Are the conclusions and recommendations consistent with the study results? Are the study conclusions consistent with the results of the sensitivity analyses? From the NRC guidelines: “Are the conclusions and recommendations adequately supported by evidence, analysis, and argument?” Weaknesses in eliciting expert judgments, the unavailability of data, and problems with the analytic methods, raised serious questions. The best that could be said was that, to the extent that the results of the analyses were valid, the conclusions and recommendations are consistent with the study results.
What limitations, uncertainties, or other weaknesses should be identified to the PWS steering committee? This NRC review committee has identified many weaknesses that should be brought to the attention of the PWS steering committee and any other group evaluating the usefulness of the PWS Study. If this approach were used elsewhere, the scope of the study should be expanded to include other outcomes, such as loss of life and damage to a broader class of vessels.
CLARITY OF PRESENTATION
The presentation lacks clarity, consistency, and simplicity in many respects. The models, data sets, and analyses are admittedly difficult to digest and to describe succinctly, but in many of the technical areas, the study merely refers to the TD rather than providing lucid summaries. Assumptions and assertions can only be supported, in some cases, by the reader’s diligent search of, and inferences from, the TD. Frequent references to other parts of the study interrupt the logical flow of the text. The use of many figures and tables is commendable, but the text generally states only the results and does not explain the underlying analyses (e.g. why the results are presented in this form, what phenomena or analysis/ model led to this result, etc.) The analytic rationale and logic for evaluating risk reduction measures are not explained.
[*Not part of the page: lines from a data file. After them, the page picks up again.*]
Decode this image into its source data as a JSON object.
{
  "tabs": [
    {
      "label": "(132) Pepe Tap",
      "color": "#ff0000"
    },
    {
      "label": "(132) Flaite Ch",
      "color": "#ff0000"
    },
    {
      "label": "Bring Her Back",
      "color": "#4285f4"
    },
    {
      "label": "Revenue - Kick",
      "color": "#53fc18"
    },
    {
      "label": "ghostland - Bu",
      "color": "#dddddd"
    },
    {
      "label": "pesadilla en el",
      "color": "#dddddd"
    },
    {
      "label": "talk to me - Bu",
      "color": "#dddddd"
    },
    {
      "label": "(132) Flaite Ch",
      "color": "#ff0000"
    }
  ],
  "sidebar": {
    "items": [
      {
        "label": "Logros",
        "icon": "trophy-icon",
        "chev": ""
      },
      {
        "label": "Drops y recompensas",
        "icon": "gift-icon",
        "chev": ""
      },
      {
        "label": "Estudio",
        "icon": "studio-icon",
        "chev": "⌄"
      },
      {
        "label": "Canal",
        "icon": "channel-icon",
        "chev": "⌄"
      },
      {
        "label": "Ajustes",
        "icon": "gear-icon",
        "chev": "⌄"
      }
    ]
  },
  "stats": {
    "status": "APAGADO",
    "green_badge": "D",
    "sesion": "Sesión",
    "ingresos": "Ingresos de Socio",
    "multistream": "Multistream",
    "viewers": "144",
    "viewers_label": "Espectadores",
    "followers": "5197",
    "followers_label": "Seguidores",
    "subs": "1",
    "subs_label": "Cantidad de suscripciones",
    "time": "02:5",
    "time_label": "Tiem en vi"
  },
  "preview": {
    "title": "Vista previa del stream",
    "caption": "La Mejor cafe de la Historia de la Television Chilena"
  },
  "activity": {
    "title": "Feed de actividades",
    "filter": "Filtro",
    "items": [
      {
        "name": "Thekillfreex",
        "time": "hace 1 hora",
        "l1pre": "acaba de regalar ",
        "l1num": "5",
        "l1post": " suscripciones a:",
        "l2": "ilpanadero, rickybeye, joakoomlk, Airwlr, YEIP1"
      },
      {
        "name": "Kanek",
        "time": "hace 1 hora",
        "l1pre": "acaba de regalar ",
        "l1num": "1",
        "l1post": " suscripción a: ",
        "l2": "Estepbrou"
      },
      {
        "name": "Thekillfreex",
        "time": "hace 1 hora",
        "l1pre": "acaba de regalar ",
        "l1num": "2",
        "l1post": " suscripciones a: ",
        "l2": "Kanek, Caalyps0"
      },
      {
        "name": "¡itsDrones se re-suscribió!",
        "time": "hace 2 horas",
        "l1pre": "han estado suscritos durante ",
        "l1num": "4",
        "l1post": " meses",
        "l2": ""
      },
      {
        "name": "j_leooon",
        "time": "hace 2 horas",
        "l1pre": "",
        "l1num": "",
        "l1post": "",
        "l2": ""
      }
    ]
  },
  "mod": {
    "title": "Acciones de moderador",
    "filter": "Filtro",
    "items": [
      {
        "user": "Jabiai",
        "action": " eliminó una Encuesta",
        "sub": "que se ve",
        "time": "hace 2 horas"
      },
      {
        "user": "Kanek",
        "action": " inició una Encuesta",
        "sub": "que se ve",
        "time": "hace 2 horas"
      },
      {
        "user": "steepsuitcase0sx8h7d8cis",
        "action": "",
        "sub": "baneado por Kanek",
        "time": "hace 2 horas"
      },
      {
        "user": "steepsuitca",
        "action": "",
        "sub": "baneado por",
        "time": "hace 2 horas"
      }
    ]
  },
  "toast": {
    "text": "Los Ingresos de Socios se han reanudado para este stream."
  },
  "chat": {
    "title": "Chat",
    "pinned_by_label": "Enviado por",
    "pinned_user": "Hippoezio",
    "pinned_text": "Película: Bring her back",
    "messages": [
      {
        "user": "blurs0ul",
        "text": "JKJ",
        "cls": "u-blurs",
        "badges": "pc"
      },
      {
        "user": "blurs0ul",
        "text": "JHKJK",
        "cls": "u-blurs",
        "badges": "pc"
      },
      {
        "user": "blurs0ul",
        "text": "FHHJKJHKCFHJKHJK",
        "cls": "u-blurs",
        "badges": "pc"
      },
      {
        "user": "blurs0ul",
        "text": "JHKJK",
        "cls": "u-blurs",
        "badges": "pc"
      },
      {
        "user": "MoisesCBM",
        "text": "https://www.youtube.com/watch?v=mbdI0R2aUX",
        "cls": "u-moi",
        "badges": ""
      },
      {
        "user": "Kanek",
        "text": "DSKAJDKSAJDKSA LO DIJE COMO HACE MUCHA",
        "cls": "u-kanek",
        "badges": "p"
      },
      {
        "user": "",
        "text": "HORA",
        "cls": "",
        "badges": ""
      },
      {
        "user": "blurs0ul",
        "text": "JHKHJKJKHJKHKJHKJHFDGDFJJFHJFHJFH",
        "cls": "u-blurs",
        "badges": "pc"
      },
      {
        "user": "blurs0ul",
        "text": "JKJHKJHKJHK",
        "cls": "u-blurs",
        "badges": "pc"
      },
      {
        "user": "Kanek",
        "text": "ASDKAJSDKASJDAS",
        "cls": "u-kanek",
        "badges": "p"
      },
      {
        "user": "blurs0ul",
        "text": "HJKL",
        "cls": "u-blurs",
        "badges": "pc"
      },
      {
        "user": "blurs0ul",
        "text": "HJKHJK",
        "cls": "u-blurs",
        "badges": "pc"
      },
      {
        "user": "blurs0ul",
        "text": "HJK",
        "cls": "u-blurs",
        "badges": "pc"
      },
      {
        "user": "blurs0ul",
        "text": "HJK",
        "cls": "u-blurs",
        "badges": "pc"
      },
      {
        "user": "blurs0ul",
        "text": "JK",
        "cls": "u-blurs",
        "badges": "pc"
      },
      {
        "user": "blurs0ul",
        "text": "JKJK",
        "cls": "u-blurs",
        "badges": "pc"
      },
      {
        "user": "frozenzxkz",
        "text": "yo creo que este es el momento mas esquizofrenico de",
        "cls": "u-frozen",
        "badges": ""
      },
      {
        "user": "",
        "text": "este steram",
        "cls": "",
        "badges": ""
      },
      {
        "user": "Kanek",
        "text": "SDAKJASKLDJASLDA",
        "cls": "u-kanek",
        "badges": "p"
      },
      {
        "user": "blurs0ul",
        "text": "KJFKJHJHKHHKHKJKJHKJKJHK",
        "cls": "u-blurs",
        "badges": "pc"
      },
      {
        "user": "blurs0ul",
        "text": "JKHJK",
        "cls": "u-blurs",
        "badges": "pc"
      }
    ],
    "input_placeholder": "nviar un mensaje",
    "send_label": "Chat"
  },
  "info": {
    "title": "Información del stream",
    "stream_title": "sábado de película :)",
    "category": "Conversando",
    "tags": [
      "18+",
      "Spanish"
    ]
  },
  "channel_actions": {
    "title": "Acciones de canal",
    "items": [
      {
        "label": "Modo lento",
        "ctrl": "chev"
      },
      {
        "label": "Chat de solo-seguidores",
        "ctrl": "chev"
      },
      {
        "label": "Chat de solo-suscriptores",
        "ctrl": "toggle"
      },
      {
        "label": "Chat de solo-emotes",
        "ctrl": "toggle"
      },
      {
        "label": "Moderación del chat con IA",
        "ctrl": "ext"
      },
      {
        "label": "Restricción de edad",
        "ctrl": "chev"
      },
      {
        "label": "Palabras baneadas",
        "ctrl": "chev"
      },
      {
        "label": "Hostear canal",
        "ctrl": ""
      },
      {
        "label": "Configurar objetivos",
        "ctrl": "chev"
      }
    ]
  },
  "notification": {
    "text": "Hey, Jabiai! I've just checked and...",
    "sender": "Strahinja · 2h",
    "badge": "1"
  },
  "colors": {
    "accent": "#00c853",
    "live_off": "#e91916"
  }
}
CORRELATION BETWEEN THE RESULTS AND REAL DATA
Because the frequency of incidents and accidents in the PWS is very low, ordinary statistical analyses are extremely problematic. The actual oil outflow incidents and acci-
dents may well be anomalous and may depend on factors that were not modeled. None of the methods used in the PWS Study explore the actual PWS experience or correlate the study results with real data. The correlation between the study results and PWS experience is not known. Thus, the absolute values for the frequency of accidents and oil outflow are not known. The absolute values used for the probabilities of incidents and accidents and for the amounts of oil outflow are intuitively reasonable in that the study results do not contradict the real data.
The PWS Study is a significant step forward in the use of probabilistic methods in marine risk analysis, even though, in the judgment of the NRC committee, it is not complete and should not be replicated. But if the weaknesses identified in this NRC review report are addressed, a systems approach based on the PWS Study could be used to analyze risks in other marine systems. The substantial involvement of stakeholders, who appear to have become owners of the PWS Study, may be particularly valuable. Unfortunately, sometimes a sense of ownership can cause serious issues to be overlooked, and rigor can be compromised for the sake of consensus.